Bell labs. . . a history of inventions
|By MARK OLLIG|
It was founded in 1925 by AT&T and called “Bell Telephone Laboratories, Inc.”
“Bell Labs” became the research department credited with inventing many of the telecommunication marvels we use today.
To date, Bell Labs has been granted over 32,000 US patents.
Let’s take a look back at some of those inventions (to list them all would take more column space than all my previous columns combined).
Using a fax machine became popular in the mid 1980’s (I still recall the thermal paper). The first demonstration of a working fax (facsimile) machine or “telephotography” machine that sent pictures over ordinary copper pair telephone wires was in 1925. The ability to transmit photos over telephone wires also changed the thinking at the time which was using telephone lines just for “voice-only” communications.
Photos of President Calvin Coolidge’s inauguration were sent by facsimile machine from Washington to other cities in 1925.
In 1927, Bell Labs demonstrated in public the first long-distance television transmission. Live moving television images of then Secretary of Commerce Herbert Hoover were sent over telephone lines from Washington, D.C., to New York City on April 7, 1927.
“I am glad to welcome television as the latest product of scientific discovery,” said Herbert Hoover during the demonstration. “It promises that where the voice has led the way over the telephone wires, the eye will ultimately follow.”
Minnesota also is mentioned in the Bell Labs historical timeline. In 1941, the first non-experimental installation of coaxial cable in the network is placed in service between Minneapolis and Stevens Point, Wisconsin. The length of this coaxial cable is 200 miles. The type of coaxial cable installed was invented at AT&T in 1929 and is the first “broadband” transmission medium.
It was 60 years ago, 1947, that Bell Labs put out the first concept paper on cellular network technology. It should be noted here that the actual technology needed to realize this concept did not yet exist. The primary uniqueness in this paper was the development of a network of small overlapping cell sites supported by a call-switching infrastructure that tracks users as they moved through a network.
This network would “pass” their call from one site to another without dropping the connection. It was 36 years later, in 1983, that AT&T activated the first commercial cellular telephone system in the United States in Chicago.
1947 is famous for the Bell Labs’ invention that makes possible the way we use our computers and modern electronics of today, the transistor.
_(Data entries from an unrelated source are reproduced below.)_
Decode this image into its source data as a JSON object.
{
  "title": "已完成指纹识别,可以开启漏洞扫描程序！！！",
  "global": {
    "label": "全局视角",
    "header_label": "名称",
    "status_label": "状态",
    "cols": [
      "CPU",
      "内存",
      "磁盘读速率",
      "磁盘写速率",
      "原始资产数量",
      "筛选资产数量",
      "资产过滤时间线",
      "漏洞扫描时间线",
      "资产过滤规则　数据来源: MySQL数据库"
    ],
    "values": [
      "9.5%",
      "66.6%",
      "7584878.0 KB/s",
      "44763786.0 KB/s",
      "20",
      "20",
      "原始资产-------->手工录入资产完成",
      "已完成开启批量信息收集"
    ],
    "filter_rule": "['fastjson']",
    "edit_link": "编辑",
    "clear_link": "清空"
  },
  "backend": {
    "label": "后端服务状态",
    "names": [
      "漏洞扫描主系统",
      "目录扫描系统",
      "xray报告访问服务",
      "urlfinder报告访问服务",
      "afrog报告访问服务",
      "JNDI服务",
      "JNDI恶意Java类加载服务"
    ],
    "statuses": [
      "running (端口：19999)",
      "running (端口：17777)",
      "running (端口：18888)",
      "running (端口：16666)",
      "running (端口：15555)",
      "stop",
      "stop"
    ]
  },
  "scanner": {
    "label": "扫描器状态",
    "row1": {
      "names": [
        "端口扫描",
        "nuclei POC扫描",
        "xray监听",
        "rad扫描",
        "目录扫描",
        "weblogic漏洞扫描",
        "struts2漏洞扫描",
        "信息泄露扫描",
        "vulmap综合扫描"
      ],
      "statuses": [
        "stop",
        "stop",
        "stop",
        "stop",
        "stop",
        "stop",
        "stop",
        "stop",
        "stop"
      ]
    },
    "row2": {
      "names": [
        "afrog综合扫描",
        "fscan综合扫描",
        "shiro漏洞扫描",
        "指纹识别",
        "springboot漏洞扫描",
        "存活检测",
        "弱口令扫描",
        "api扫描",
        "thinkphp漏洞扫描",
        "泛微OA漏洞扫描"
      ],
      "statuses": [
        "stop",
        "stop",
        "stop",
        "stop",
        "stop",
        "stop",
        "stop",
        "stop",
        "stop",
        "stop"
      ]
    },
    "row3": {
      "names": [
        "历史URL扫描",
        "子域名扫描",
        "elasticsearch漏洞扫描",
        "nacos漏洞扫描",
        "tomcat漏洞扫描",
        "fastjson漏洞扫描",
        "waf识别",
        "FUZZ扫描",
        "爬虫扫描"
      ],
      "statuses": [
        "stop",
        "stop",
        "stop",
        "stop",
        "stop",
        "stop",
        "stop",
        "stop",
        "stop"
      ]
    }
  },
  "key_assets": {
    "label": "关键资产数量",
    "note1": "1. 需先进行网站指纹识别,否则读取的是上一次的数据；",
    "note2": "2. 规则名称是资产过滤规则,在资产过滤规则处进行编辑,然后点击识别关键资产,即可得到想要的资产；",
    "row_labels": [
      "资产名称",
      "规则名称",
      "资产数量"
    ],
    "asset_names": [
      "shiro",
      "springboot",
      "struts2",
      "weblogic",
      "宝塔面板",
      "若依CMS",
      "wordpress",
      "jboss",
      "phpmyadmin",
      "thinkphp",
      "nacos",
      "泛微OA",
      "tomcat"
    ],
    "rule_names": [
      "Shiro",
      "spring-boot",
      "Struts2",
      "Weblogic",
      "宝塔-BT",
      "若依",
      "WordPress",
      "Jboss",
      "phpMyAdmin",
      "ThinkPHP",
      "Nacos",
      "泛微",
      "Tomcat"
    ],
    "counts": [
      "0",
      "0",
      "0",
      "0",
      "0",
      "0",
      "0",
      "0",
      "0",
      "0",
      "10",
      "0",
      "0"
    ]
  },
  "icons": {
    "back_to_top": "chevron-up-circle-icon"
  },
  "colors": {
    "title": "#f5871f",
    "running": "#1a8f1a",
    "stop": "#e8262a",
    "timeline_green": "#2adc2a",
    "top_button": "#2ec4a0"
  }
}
Created as a replacement for bulky and inefficient vacuum tubes and mechanical relays, the transistor revolutionized the entire electronics world. Scientists John Bardeen, Walter Brattain and William Shockley invented the transistor.
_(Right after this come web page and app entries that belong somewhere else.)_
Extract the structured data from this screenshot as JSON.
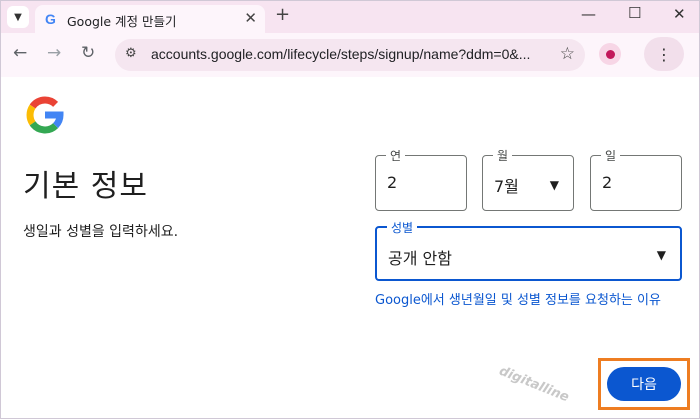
{
  "browser": {
    "tab_title": "Google 계정 만들기",
    "tab_favicon": "G",
    "url": "accounts.google.com/lifecycle/steps/signup/name?ddm=0&...",
    "icons": {
      "tab_search": "chevron-down-icon",
      "close_tab": "close-icon",
      "new_tab": "plus-icon",
      "back": "arrow-left-icon",
      "forward": "arrow-right-icon",
      "reload": "reload-icon",
      "site_info": "tune-icon",
      "bookmark": "star-icon",
      "menu": "more-vertical-icon"
    }
  },
  "page": {
    "title": "기본 정보",
    "subtitle": "생일과 성별을 입력하세요.",
    "fields": {
      "year": {
        "label": "연",
        "value": "2"
      },
      "month": {
        "label": "월",
        "value": "7월"
      },
      "day": {
        "label": "일",
        "value": "2"
      },
      "gender": {
        "label": "성별",
        "value": "공개 안함"
      }
    },
    "help_link": "Google에서 생년월일 및 성별 정보를 요청하는 이유",
    "next_button": "다음",
    "watermark": "digitalline"
  },
  "colors": {
    "primary": "#0b57d0",
    "highlight_box": "#ee7d21",
    "tabstrip": "#f7e4f1"
  }
}
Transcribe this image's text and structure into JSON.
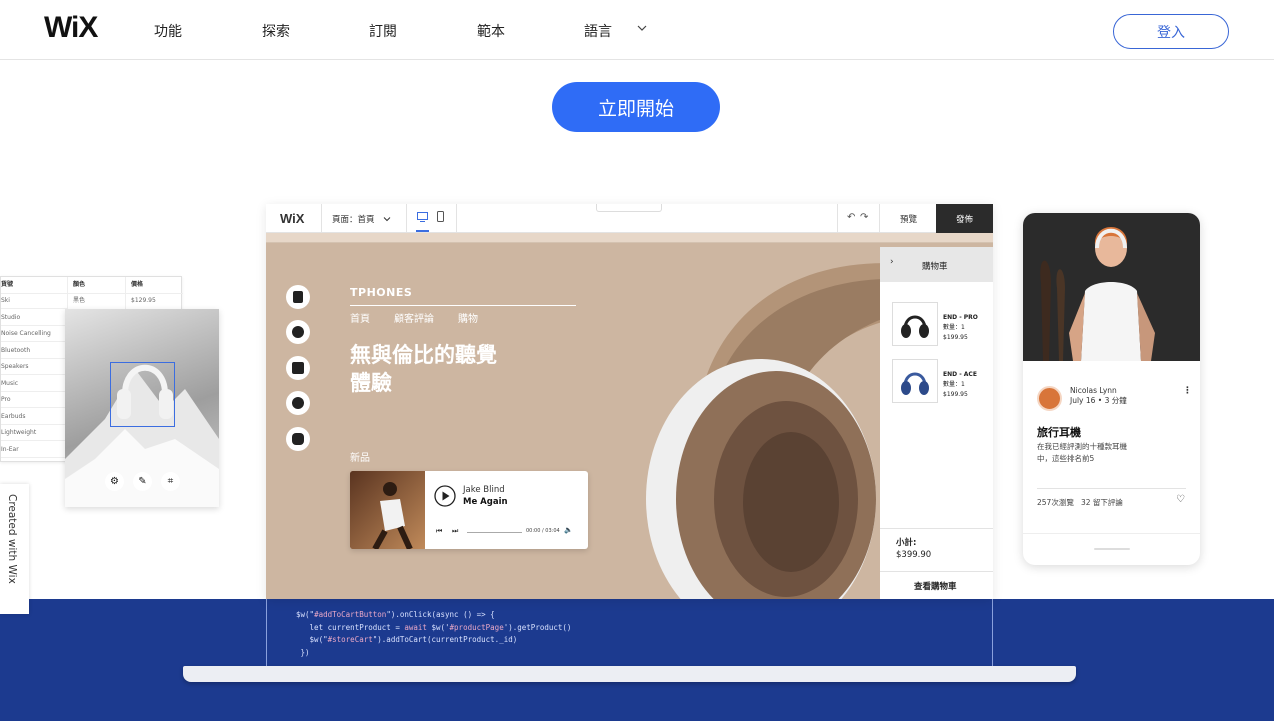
{
  "nav": {
    "logo": "WiX",
    "items": [
      "功能",
      "探索",
      "訂閱",
      "範本",
      "語言"
    ],
    "login": "登入"
  },
  "hero": {
    "cta": "立即開始"
  },
  "created_badge": "Created with Wix",
  "left_table": {
    "headers": [
      "貨號",
      "顏色",
      "價格"
    ],
    "row1": {
      "name": "Ski",
      "color": "黑色",
      "price": "$129.95"
    },
    "rows": [
      "Studio",
      "Noise Cancelling",
      "Bluetooth",
      "Speakers",
      "Music",
      "Pro",
      "Earbuds",
      "Lightweight",
      "In-Ear"
    ]
  },
  "editor": {
    "logo": "WiX",
    "page_select": "頁面：首頁",
    "preview": "預覽",
    "publish": "發佈",
    "site": {
      "brand": "TPHONES",
      "menu": [
        "首頁",
        "顧客評論",
        "購物"
      ],
      "headline_line1": "無與倫比的聽覺",
      "headline_line2": "體驗",
      "new_label": "新品"
    },
    "player": {
      "artist": "Jake Blind",
      "track": "Me Again",
      "time": "00:00 / 03:04"
    },
    "cart": {
      "title": "購物車",
      "items": [
        {
          "name": "END - PRO",
          "qty": "數量：1",
          "price": "$199.95"
        },
        {
          "name": "END - ACE",
          "qty": "數量：1",
          "price": "$199.95"
        }
      ],
      "subtotal_label": "小計:",
      "subtotal": "$399.90",
      "view_cart": "查看購物車"
    }
  },
  "code": {
    "line1_a": "$w(\"",
    "line1_b": "#addToCartButton",
    "line1_c": "\").onClick(async () => {",
    "line2_a": "   let currentProduct = ",
    "line2_b": "await",
    "line2_c": " $w('",
    "line2_d": "#productPage",
    "line2_e": "').getProduct()",
    "line3_a": "   $w(\"",
    "line3_b": "#storeCart",
    "line3_c": "\").addToCart(currentProduct._id)",
    "line4": " })"
  },
  "phone": {
    "author": "Nicolas Lynn",
    "meta": "July 16 • 3 分鐘",
    "title": "旅行耳機",
    "body_line1": "在我已經評測的十種款耳機",
    "body_line2": "中，這些排名前5",
    "stats": "257次瀏覽   32 留下評論"
  },
  "colors": {
    "accent": "#2f6cf6",
    "band": "#1c3a8f",
    "beige": "#cdb6a1"
  }
}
The solar battery cell, which can convert sunlight into electricity, was invented in the Bell Labs in 1954.
In 1956, AT&T finished installation of the first trans-Atlantic telephone cable called TAT-1 (Transatlantic No. 1). The initial capacity was 36 calls at a time with a price per call of $12 for the first three minutes. This cable also carried the famous “hot-line” between Washington D.C. and Moscow.
A year that is one of my favorites 1958, saw the first commercial use of the computer modem. These modems were used to transmit data for the North American Air Defense over telephone wires. A modem sends and receives data between two computers. Modem stands for modulate/demodulate.
The year 1958 also saw the invention of the “laser” (light amplification by stimulated emission of radiation). This is used in fiber-optic communications networks, and as a cutting tool in surgery and industry.
Another Bell Labs innovation, using a Dual Tone Multi-frequency (DTMF) keypad in the telephone, created a new service called “Touchtone” dialing. The first touchtone keypad dialers installed in telephones for general public use were in the Greensburg and Carnegie, Pennsylvania telephone exchanges in 1963. Touchtone dialing was first demonstrated to the public at the 1962 Seattle’s World Fair.
For any history buffs out there, the first “non-public” “touch-tone system” was installed in Baltimore, Maryland, in 1941. This touch-tone system was only used by the telephone operators in the central switching office.
In 1969, the UNIX computer disk operating system was released by Bell Labs to various government and educational institutions. It was originally designed to let a large number of programmers access a computer at the same time and share its resources.
Because of this, UNIX became the operating system that helped fuel the growth of the Internet.
The first commercial fiber optic cable was installed in Chicago by AT&T in 1977.
In 1988, AT&T placed the first fiber optic submarine telephone cable called TAT-8, across the Atlantic. It had a capacity equivalent to 40,000 calls, ten times that of the last copper cable installed. (Today’s fiber cables have capacities equivalent to over 1,000,000 calls).
The English/Spanish voice translator was born in 1989 at the AT&T Bell Labs Murray Hill facility. The first public demonstration was held in 1992.
In 2005, the first commercial Internet Protocol transmission was sent at 100 gigabits per second.
Bell Labs, once an American owned company, is today owned by a French company called Alcatel, which is based in Paris, France.
Bell Labs . . . Une histoire des inventions.
For more information about Bell Labs visit http://www.alcatel-lucent.com/wps/portal/BellLabs.